Distance from Vancouver: 2h30 plus border time
3-4hrs, roughly 11km round-trip
Elevation gain: 195m
Back to Canada and ready to keep exploring, I decided to spent my last week of my 7 months trip/vacations very close-by. We planned a nice 5 days trip to the North Cascades and Mount Baker area in Washington state. Because we were both a bit injured and wanted to relax during the week, we opted for a flexible itinerary that would allow us to go back to the car every 1-2 nights. Lighter backpacks also means more games to carry for rainy days!
We crossed at Sumas crossing through Abbotsford early on our first day and stopped at the IGA and the liquor store right after the border. From there, there is another 45min drive to the Glacier visitor center. I strongly recommend stopping to check on updated conditions about the trails and the roads.
Weather wasn’t quite on our side at that time, so we had a long 30min chat with the park ranger to discuss various possibilities of trails and camping spots for a rainy day. We decided to start in the valley instead of going up in the Mt. Baker alpine area. We knew the rain would come in early in the evening, so we chose to hike the Nooksack Cirque Trail, which follows the river on a pretty flat and covered trail. We were told at the visitor center that the first portion of the trail consisted of a long traverse on a very narrow log – and that this could take us up to 15min. With our big packs, the only safe way to cross was to sit down and slowly cross the log. She was right – it took us a good 15-20min in total for both of us to head on the other side of the creek.

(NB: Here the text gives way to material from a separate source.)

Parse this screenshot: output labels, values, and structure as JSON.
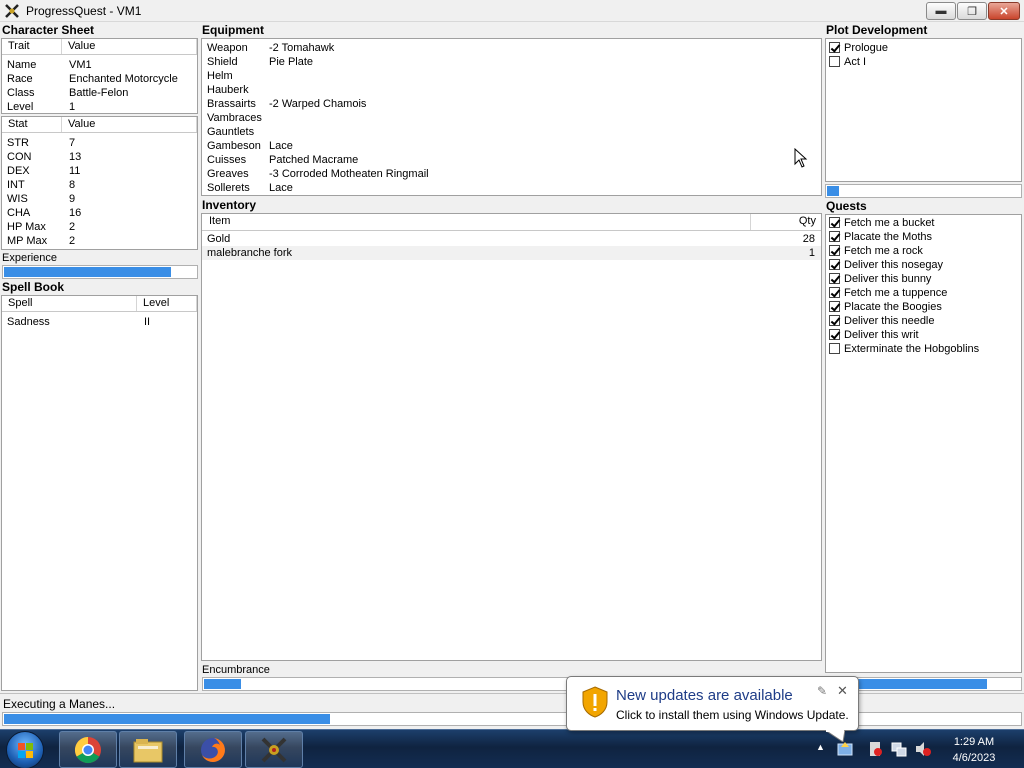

From there the trail is very straight forward, mainly flat (although you will feel a slight constant elevation gain throughout) and very easy to follow.
It took us just under 2hrs at slow pace to arrive to our campsite. Eventually you will start hearing the creek getting closer on your right hand side – the trail then gets by the side of the river bank and opens up in small campsite areas. These are not official camp spots, but they are very well set up for a tent and a small cooking area. The good thing about this trail is that the trailhead is not part of any official national park or forest : you don’t need to pay to leave your car at the trailhead.
Up to here we hiked abour 3.5miles, and we explore a bit more the river area to see how far we could hike up towards the cirque. Unfortunately the water level was too high for us to easily cross and the official trail is over at that point – you can either risk the river crossing and bushwhack if you feel like it. The rain had started already and we decided to enjoy our camp and a nice warm dinner!
We only saw 2 small groups of hikers on the trail when we were there. We were the only ones at the campsites too, so it was a very relaxing and wilderness experience.